───── Study material

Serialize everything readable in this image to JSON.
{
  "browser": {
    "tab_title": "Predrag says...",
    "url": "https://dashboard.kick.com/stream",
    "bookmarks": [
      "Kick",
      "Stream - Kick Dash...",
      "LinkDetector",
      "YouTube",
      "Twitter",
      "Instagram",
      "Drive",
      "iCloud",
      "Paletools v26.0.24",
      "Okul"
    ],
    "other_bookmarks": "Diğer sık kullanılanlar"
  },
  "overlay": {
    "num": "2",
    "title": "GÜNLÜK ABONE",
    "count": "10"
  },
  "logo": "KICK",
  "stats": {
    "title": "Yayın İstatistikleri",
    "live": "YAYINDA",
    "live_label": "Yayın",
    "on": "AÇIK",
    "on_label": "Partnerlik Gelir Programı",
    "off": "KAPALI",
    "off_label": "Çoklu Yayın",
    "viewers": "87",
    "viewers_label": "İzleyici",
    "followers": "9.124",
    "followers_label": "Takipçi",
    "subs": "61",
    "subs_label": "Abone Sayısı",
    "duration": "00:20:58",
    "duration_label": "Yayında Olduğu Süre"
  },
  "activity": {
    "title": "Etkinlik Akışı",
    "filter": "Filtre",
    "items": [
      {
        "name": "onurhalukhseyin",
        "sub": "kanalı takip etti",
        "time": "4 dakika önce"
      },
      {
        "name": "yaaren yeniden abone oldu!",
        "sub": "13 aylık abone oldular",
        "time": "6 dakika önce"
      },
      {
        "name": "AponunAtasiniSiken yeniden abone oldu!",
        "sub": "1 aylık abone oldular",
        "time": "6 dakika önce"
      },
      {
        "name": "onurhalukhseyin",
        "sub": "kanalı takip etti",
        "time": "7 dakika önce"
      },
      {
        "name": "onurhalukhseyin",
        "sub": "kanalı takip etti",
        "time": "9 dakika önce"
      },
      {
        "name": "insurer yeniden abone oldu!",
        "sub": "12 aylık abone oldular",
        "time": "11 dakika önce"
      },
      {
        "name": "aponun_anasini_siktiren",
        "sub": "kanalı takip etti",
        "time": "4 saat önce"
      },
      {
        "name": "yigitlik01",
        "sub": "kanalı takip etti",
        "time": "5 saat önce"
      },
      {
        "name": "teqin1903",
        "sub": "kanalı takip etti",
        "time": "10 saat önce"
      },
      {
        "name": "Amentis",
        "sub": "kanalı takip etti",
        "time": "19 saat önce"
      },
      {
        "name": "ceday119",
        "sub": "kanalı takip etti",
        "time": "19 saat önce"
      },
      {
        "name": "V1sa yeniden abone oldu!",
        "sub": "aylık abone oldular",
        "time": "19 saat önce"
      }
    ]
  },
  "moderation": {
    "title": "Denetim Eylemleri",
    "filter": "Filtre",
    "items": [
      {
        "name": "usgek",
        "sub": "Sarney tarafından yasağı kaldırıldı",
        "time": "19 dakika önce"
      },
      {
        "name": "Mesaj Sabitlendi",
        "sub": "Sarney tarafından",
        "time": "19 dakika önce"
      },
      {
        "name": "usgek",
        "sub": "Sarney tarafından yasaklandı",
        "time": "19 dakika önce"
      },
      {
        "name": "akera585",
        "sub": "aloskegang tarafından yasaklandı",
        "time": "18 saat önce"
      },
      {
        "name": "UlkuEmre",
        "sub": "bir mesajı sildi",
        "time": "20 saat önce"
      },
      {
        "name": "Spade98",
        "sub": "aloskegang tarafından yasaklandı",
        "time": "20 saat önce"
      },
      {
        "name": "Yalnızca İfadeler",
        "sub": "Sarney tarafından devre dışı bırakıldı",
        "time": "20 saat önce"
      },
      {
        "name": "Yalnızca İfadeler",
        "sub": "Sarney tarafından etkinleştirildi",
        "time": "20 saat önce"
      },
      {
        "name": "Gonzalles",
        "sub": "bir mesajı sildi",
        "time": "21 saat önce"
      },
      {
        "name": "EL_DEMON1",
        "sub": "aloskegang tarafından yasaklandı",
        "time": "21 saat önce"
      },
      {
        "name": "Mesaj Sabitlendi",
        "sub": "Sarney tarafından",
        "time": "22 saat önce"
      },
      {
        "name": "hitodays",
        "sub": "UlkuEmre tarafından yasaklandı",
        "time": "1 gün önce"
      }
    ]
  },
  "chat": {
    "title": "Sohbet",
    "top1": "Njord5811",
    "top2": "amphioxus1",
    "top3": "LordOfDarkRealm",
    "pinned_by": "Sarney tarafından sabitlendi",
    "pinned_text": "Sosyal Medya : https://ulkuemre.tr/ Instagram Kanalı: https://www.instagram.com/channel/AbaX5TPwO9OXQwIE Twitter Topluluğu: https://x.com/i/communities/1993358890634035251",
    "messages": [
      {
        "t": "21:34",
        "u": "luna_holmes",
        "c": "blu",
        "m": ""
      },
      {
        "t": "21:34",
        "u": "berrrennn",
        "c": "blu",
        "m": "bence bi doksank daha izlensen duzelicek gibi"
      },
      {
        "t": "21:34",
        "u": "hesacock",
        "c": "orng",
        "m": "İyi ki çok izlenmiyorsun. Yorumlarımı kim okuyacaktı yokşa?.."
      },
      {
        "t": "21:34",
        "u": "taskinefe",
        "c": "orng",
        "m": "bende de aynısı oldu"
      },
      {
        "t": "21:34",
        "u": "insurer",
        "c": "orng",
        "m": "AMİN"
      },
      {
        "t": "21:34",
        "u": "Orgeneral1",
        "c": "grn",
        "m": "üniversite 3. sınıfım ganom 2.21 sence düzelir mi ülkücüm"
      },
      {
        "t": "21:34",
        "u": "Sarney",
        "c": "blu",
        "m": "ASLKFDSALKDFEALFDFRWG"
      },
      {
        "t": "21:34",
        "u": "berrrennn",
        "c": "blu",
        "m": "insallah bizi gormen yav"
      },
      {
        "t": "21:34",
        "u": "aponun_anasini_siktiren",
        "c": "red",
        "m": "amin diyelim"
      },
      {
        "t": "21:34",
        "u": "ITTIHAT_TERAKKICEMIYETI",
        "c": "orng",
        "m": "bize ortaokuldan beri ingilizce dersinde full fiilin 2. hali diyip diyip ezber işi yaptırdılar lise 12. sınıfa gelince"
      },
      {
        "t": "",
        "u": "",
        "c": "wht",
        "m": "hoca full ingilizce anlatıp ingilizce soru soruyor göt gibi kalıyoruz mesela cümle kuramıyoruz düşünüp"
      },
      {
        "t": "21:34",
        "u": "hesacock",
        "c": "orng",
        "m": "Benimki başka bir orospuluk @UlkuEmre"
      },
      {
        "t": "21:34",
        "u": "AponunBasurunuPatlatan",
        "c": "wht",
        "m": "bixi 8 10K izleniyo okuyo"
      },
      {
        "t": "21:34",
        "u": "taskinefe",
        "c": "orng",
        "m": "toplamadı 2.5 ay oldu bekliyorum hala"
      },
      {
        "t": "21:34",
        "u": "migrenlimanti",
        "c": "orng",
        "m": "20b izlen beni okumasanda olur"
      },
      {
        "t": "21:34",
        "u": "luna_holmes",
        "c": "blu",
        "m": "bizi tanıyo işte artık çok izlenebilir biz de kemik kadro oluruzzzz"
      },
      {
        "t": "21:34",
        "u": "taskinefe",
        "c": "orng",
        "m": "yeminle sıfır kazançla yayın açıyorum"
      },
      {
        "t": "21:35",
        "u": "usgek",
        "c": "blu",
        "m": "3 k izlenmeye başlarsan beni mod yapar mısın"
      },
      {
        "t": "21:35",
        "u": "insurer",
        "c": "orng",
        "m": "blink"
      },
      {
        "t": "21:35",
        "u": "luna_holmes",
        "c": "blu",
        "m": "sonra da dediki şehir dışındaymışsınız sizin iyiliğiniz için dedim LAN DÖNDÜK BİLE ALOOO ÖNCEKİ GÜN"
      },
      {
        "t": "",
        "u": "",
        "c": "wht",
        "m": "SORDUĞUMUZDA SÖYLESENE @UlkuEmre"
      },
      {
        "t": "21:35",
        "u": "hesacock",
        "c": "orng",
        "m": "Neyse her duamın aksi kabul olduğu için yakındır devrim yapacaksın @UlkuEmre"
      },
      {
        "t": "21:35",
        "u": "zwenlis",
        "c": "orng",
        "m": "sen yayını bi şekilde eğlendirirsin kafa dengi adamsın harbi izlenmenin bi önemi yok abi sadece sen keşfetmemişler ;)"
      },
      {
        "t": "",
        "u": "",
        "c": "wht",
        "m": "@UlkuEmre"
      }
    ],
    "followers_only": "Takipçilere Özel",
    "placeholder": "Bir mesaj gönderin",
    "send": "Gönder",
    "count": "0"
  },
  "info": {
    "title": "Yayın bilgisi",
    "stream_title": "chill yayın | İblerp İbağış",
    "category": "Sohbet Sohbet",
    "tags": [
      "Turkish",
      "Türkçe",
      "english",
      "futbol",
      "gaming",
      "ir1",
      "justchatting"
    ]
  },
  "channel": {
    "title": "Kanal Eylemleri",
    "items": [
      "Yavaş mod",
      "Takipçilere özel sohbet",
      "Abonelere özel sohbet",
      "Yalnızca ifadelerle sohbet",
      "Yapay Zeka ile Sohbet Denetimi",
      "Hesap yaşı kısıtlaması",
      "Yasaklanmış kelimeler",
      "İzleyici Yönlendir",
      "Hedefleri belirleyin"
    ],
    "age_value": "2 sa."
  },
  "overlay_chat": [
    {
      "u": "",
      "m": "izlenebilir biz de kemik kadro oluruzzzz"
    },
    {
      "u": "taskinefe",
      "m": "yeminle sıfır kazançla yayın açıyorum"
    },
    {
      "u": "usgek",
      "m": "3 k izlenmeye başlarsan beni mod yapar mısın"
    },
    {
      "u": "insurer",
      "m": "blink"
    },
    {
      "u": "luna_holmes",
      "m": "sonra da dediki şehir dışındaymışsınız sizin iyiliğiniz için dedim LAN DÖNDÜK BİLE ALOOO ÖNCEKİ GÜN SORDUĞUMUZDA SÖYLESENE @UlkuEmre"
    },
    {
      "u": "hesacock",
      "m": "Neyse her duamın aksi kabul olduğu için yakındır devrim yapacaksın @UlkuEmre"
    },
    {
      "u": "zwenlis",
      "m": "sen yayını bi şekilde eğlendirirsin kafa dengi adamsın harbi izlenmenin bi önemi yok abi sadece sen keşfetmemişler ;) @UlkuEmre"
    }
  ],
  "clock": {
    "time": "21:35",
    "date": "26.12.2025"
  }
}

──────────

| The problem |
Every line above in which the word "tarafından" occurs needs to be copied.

| Task solution |
        "sub": "Sarney tarafından yasağı kaldırıldı",
        "sub": "Sarney tarafından",
        "sub": "Sarney tarafından yasaklandı",
        "sub": "aloskegang tarafından yasaklandı",
        "sub": "aloskegang tarafından yasaklandı",
        "sub": "Sarney tarafından devre dışı bırakıldı",
        "sub": "Sarney tarafından etkinleştirildi",
        "sub": "aloskegang tarafından yasaklandı",
        "sub": "Sarney tarafından",
        "sub": "UlkuEmre tarafından yasaklandı",
    "pinned_by": "Sarney tarafından sabitlendi",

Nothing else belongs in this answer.